What’s so mesmerizing about a vending machine? Nothing much, except that one day, right after I finished deciding what drink I wanted, I started to think about what it would be like to be a little person living inside the machine. I’d spend my days riding on the cans sliding down the chutes, grabbing on to some ledge just before the can reaches the bottom, and then climbing up to the top again. Yeah, it’s weird, but maybe this was my way of going down a water slide without having to wear a bathing suit. Anyway, my eldest child was mortified that her classmates were there to witness my mental departure from the real world.
The tree provided an even more curious scenario. We were in Washington, DC, listening to a particularly boring tour guide drone on about some historical trivia. I happen to love learning about history, but I prefer to hear about it from people who actually know what they’re talking about. I stood at the back of the group, next to a tree. A lone ant came up to the tree and started climbing it. I watched as it wended its way in the channels drawn by the bark and wondered how it know which way to go every time it got to a fork in the “road”. Did he have a specific destination, or was he just looking for food? If I were that ant, how long would it take me to get to the top of the tree? This time it was my younger one who dragged me back to the present.

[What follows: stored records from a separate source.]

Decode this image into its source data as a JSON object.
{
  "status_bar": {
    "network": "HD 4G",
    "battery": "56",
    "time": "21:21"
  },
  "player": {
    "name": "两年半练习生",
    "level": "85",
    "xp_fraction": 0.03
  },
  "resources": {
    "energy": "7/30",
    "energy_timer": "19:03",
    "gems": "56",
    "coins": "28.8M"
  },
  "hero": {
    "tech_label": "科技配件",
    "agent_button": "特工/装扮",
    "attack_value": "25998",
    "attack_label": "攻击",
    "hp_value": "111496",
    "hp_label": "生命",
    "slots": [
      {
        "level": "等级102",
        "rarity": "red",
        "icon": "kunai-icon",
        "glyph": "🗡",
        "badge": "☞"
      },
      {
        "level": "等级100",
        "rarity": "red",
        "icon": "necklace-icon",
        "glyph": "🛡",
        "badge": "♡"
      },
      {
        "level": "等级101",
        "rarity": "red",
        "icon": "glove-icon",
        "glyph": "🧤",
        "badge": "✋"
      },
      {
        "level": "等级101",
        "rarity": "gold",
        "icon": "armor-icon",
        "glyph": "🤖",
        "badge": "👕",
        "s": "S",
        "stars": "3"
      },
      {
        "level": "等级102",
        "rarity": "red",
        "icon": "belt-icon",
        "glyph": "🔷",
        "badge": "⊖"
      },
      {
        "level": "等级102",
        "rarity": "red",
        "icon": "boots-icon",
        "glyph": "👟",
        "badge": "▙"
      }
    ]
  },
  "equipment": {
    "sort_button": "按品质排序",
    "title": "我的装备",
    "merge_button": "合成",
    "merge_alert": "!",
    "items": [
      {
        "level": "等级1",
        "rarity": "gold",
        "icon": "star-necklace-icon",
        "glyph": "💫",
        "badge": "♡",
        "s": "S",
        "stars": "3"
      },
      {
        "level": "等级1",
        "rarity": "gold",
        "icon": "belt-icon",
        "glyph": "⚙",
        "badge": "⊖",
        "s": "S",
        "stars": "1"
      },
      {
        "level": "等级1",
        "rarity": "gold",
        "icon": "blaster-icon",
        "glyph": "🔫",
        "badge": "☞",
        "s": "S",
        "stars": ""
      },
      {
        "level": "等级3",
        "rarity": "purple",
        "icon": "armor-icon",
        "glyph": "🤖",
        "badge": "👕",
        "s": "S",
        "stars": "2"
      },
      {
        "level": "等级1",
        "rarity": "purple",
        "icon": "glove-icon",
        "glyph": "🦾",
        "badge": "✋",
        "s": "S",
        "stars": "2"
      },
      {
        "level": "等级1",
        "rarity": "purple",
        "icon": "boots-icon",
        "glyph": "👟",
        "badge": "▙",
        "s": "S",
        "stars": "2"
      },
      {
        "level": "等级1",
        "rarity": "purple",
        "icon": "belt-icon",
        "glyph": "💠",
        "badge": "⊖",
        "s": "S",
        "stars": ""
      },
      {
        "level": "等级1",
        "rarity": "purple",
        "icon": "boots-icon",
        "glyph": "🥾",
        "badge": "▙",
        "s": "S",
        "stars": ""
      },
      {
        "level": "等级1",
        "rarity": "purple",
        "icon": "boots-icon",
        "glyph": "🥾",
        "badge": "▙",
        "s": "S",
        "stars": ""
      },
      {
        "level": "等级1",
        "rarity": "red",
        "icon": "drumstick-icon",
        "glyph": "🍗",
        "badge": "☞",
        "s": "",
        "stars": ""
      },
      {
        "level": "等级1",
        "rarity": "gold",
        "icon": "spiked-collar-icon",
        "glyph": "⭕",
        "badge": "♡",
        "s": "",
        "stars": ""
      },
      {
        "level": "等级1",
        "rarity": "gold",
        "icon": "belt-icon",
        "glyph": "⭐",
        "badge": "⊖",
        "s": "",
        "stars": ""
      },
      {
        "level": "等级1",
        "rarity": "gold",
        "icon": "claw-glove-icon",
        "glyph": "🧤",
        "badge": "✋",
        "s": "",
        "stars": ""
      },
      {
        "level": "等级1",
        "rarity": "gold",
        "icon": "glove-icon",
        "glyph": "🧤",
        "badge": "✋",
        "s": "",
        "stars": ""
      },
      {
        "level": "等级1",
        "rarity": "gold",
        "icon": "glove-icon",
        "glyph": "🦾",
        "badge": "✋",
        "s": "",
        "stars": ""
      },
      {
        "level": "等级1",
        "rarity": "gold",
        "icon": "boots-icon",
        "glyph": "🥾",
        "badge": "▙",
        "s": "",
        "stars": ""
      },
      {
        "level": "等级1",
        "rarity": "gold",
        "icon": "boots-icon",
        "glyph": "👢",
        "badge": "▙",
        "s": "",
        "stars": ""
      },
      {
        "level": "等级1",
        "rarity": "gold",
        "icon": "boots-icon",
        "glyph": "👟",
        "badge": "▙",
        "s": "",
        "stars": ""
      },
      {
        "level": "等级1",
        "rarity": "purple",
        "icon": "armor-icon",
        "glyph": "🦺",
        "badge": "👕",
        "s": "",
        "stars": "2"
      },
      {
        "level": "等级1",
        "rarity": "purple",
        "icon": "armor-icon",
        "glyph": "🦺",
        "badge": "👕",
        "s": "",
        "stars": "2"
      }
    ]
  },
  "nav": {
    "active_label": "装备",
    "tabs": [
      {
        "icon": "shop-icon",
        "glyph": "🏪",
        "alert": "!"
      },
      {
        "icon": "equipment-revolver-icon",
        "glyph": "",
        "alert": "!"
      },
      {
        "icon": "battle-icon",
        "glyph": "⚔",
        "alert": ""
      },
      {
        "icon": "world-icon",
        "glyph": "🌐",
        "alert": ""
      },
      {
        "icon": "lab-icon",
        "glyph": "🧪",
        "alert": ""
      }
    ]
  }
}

Now that both girls are on their own, I have more freedom to daydream. And some of the less strange daydreams have made it into scenes in stories (no, not the pop can slides or the tree-climbing ant). My dear husband doesn’t seem to mind when I “disappear” unless I happen to be facing him when my eyes glaze over (did you ever wonder what it would be like to be a zit?). I do try to make it back to the real world when we’re eating meals together. But I think it makes life easier for him. If I’m off “visiting” someplace in my mind, he can have total control of the remote!